  5. ^ JOHN KIFNER (12 February 1982). "Syrian Troops Are Said To Battle Rebels Encircled in Central City". The New York Times. Hama (Syria); Syria. Retrieved 20 January 2012.
  6. ^ "'Half a million' protest on streets of Hama - Middle East". Al Jazeera English. 8 July 2011. Retrieved 3 August 2011.
  7. ^ "Rebels seize towns in central Syria". Reuters. 19 December 2012. Archived from the original on 19 December 2012. Retrieved 20 December 2012.
  8. ^ "Syrian Army begins new offensive to liberate Raqqa". Al-Masdar news. 2 June 2016. Archived from the original on 8 May 2019. Retrieved 23 March 2020.
  9. ^ "Breaking: ISIS agrees to surrender all its territory in rural Hama to the Syrian Army". AMN - Al-Masdar News | المصدر نيوز. 2017-09-21. Retrieved 2017-09-21.
  10. ^ Federal Research Division, Library of Congress (2005) "Country Profile: Syria" page 5
  11. ^ "Asi-Orontes Basin". Food and Agriculture Organization of the United Nations. 2016. Retrieved 18 March 2018.

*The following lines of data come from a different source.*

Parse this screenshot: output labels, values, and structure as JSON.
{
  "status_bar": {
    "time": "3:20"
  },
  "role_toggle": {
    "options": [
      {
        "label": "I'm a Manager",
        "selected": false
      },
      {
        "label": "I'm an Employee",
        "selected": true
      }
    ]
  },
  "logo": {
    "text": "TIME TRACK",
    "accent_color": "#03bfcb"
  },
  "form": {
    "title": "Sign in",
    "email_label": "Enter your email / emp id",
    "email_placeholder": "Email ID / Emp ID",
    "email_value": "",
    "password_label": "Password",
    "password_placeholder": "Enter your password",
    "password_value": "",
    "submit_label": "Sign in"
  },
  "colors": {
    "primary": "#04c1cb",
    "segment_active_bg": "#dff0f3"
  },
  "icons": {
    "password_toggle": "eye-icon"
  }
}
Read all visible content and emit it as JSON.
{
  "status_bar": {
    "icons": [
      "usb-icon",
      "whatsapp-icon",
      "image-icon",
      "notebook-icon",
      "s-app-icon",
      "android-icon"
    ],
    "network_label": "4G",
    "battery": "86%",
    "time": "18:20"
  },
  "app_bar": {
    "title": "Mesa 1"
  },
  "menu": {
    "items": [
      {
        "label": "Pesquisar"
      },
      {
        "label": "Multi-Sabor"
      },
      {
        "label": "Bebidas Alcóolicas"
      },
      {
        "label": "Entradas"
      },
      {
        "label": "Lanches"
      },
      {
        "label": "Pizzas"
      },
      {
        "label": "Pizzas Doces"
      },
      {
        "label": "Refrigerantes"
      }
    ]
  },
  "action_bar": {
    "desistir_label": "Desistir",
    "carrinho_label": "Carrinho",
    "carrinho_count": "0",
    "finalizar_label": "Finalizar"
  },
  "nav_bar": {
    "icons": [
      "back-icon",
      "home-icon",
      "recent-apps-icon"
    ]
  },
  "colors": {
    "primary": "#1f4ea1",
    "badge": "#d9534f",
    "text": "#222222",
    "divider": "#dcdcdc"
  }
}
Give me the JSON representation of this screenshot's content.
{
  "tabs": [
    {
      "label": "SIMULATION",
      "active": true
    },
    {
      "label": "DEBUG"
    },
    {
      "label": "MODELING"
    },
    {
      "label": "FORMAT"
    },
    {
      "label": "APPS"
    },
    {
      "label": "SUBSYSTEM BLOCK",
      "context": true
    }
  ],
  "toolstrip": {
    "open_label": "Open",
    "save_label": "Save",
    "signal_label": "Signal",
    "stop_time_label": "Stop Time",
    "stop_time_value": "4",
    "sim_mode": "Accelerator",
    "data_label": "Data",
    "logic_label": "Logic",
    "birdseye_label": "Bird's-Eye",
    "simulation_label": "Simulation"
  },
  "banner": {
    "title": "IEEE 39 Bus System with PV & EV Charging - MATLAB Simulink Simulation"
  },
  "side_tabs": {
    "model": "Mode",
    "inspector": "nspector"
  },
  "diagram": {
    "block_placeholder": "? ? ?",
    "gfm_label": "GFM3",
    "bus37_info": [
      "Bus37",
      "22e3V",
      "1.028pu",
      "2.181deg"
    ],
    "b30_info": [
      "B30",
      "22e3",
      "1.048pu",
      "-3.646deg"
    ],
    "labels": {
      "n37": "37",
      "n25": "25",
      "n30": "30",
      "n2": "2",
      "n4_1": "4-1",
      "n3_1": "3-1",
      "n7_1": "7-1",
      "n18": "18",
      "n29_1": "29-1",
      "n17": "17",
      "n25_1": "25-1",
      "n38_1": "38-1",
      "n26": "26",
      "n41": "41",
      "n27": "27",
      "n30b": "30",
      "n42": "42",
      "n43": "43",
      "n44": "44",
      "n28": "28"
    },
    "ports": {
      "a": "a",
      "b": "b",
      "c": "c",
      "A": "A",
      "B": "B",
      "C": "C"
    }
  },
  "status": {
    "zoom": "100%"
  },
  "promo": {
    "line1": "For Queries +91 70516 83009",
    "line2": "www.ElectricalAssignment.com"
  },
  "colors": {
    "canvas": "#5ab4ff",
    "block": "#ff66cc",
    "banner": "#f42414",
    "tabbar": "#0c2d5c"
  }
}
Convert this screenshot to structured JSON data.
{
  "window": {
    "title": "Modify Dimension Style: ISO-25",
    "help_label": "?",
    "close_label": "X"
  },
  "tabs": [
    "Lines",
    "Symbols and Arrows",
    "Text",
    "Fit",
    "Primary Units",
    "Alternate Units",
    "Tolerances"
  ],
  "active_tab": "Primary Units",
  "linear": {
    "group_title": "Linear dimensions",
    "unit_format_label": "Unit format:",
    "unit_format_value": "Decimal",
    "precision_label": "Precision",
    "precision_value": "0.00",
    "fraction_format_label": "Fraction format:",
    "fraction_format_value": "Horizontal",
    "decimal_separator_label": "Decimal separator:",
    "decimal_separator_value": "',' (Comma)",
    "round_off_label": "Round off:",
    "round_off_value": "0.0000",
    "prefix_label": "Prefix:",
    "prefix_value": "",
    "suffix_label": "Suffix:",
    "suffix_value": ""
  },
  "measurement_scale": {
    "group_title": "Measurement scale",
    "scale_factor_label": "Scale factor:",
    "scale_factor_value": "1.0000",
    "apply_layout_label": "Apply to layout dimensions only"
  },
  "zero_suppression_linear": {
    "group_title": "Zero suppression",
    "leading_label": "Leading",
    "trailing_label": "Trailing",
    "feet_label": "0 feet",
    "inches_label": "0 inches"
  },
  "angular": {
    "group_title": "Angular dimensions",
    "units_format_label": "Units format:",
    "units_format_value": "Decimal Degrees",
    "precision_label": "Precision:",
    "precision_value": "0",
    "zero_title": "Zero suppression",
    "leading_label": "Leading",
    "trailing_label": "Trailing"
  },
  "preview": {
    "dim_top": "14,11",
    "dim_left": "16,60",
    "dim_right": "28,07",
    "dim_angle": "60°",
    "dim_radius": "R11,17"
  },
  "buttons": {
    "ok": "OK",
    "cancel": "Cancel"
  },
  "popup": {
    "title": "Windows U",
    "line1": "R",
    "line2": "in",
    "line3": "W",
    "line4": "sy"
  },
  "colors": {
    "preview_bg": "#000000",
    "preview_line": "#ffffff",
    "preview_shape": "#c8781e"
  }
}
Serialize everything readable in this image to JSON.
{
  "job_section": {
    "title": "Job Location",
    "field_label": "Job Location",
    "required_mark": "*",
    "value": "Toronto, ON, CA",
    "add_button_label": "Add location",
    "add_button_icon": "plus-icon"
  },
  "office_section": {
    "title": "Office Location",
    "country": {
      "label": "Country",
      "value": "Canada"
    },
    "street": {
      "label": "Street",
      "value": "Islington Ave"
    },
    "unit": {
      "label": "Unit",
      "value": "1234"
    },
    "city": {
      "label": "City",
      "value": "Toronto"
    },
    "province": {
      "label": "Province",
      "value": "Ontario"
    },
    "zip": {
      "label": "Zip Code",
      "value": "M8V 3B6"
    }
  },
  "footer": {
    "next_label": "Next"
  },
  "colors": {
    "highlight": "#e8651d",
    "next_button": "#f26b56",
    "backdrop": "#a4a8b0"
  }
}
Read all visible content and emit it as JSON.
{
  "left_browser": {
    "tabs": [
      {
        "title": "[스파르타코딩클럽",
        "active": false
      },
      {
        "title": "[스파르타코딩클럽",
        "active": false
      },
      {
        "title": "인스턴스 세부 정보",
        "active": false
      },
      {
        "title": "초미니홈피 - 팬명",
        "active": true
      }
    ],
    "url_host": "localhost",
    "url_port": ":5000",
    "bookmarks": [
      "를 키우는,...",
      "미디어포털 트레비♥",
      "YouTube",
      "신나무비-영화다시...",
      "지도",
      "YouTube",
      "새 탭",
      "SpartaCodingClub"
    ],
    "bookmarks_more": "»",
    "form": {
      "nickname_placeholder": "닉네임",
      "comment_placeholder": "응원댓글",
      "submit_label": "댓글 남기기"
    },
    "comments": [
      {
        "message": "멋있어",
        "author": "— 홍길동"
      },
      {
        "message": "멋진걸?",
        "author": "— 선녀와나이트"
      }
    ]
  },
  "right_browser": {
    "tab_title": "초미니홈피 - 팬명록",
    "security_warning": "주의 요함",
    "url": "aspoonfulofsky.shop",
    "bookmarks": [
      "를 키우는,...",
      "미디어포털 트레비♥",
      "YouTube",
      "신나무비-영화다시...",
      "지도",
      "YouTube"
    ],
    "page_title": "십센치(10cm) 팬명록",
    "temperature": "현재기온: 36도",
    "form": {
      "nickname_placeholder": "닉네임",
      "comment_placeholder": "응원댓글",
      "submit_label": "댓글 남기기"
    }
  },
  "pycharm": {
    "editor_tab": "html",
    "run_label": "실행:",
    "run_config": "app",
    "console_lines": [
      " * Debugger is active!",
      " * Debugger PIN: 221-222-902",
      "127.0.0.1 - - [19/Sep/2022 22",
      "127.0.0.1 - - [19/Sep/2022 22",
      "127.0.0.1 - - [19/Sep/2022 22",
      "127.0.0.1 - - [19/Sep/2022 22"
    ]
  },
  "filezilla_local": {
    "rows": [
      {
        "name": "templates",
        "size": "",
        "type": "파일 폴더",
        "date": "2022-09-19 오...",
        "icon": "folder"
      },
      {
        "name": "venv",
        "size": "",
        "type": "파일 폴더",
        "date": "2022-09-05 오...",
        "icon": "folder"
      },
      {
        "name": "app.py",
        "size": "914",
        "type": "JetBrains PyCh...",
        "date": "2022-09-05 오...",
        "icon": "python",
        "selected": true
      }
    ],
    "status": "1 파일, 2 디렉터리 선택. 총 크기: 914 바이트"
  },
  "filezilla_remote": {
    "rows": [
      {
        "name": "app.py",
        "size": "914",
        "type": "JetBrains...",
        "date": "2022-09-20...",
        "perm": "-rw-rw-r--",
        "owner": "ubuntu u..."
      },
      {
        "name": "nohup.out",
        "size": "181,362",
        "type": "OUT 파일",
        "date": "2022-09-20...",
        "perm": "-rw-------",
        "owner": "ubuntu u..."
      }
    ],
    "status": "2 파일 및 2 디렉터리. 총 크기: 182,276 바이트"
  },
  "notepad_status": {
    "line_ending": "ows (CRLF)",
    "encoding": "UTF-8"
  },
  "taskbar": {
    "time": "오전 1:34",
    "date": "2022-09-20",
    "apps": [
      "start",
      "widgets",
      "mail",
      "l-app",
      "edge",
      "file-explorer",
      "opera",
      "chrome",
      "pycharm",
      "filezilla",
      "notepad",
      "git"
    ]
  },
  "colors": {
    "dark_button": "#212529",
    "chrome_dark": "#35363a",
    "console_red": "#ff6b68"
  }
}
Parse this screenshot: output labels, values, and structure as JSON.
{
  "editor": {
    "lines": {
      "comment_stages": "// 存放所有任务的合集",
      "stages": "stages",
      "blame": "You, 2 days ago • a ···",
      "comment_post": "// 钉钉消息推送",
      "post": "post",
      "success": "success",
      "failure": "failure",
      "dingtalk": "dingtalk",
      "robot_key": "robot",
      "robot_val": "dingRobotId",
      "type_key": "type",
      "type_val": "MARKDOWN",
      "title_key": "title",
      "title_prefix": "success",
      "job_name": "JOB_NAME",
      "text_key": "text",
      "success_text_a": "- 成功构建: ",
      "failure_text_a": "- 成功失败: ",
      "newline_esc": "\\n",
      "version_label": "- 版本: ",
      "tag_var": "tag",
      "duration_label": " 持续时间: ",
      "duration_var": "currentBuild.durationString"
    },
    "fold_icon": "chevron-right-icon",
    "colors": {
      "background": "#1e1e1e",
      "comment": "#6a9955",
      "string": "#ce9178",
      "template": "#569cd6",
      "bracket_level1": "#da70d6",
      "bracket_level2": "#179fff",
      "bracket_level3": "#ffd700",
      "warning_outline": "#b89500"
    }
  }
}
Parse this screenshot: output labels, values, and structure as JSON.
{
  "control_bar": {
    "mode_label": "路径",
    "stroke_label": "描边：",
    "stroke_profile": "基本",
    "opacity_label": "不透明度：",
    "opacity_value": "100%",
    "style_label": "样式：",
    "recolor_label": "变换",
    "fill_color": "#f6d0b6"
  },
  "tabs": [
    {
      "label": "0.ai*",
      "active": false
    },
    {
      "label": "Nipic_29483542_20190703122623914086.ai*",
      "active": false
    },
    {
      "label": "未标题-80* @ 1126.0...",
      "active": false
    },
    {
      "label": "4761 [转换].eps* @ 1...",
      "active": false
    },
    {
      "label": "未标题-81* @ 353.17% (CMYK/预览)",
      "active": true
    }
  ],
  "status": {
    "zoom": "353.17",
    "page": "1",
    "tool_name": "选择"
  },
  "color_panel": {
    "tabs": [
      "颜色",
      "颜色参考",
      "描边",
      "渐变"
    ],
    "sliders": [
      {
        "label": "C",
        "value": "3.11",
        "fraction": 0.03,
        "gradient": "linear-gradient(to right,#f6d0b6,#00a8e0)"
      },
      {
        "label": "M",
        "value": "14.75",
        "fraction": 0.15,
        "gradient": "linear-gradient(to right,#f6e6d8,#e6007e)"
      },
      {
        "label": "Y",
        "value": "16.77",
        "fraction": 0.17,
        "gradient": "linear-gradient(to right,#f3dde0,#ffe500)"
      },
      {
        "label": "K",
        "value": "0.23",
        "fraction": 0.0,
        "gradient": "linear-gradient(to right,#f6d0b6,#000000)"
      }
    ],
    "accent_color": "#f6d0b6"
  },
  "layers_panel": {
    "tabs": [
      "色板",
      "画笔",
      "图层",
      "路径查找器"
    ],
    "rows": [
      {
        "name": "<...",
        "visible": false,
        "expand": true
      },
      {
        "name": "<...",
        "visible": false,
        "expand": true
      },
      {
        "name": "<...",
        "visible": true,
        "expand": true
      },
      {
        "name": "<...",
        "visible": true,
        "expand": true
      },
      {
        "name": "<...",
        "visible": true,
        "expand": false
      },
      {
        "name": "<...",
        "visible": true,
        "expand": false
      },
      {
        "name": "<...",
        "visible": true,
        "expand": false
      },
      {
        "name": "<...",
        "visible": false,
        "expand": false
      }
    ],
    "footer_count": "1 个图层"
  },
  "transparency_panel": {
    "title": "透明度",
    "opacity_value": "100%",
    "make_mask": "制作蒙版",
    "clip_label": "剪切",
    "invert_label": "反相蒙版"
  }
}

  12. ^ a b "Economics of Hama countryside" (PDF). syrianef.org. Syrian Economic Forum. July 2015. Retrieved 29 October 2022.{{cite web}}: CS1 maint: url-status (link)
  13. ^ Syrian Arab Republic - Governorates profile (PDF), UNOCHA, June 2014, retrieved 20 March 2020
  14. ^ Hussain Ibrahim Qutrib (2016), "Useful Syria" and Demographic Changes in Syria (PDF), King Faisal Center for Research and Islamic Studies, retrieved 20 March 2020

External linksEdit

  • ehama The First Complete website for hama news and services